┌─ Recorded information

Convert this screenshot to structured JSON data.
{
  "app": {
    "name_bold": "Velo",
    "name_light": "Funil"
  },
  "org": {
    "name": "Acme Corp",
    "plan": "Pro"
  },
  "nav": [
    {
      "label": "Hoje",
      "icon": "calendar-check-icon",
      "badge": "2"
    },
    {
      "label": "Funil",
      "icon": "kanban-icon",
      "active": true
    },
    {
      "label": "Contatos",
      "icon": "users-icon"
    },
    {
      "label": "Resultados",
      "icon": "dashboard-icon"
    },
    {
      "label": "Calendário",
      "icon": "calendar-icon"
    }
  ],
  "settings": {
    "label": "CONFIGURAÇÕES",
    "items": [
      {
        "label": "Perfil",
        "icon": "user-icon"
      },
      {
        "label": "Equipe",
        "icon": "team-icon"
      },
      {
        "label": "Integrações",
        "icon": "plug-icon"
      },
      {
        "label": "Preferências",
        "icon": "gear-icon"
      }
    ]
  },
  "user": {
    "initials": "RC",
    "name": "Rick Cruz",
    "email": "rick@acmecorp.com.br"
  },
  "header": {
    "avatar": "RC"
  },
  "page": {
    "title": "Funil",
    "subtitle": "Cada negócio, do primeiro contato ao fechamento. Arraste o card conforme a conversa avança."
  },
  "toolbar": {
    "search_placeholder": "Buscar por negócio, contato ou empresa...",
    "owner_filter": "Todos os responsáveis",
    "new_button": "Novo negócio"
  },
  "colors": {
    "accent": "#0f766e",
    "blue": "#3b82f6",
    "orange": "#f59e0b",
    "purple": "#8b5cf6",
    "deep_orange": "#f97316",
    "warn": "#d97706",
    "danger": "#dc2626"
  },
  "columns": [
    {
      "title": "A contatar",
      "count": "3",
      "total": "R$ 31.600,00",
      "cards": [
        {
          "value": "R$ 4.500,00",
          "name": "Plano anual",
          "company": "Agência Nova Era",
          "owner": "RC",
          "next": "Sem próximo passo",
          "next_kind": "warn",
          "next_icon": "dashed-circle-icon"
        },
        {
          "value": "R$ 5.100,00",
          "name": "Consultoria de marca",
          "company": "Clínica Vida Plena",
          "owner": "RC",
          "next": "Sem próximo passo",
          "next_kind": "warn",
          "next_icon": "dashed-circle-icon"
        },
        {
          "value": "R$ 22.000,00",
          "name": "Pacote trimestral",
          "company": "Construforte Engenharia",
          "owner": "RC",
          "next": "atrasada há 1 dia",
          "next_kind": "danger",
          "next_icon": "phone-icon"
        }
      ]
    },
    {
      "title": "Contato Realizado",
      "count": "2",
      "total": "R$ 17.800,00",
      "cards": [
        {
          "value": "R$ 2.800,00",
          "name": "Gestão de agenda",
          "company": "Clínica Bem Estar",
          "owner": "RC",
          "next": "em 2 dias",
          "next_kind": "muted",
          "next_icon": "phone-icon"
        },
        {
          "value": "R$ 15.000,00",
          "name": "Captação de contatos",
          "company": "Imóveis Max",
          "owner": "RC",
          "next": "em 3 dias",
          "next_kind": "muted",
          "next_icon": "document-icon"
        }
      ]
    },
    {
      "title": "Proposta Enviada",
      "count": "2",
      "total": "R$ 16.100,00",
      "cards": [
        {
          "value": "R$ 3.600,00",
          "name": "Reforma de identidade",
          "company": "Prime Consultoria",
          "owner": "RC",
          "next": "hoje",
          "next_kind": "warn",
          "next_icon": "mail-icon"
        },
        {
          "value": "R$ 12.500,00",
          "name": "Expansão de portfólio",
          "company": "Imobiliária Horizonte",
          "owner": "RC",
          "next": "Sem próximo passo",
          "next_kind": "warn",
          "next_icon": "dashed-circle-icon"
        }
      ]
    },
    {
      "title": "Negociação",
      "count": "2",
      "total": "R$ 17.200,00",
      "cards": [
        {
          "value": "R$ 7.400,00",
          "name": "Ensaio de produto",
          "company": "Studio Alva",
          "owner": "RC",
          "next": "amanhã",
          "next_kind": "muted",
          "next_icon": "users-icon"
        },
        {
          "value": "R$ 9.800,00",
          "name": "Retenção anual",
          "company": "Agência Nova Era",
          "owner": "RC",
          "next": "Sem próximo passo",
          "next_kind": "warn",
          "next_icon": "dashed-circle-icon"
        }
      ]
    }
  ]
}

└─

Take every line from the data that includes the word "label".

      "label": "Hoje",
      "label": "Funil",
      "label": "Contatos",
      "label": "Resultados",
      "label": "Calendário",
    "label": "CONFIGURAÇÕES",
        "label": "Perfil",
        "label": "Equipe",
        "label": "Integrações",
        "label": "Preferências",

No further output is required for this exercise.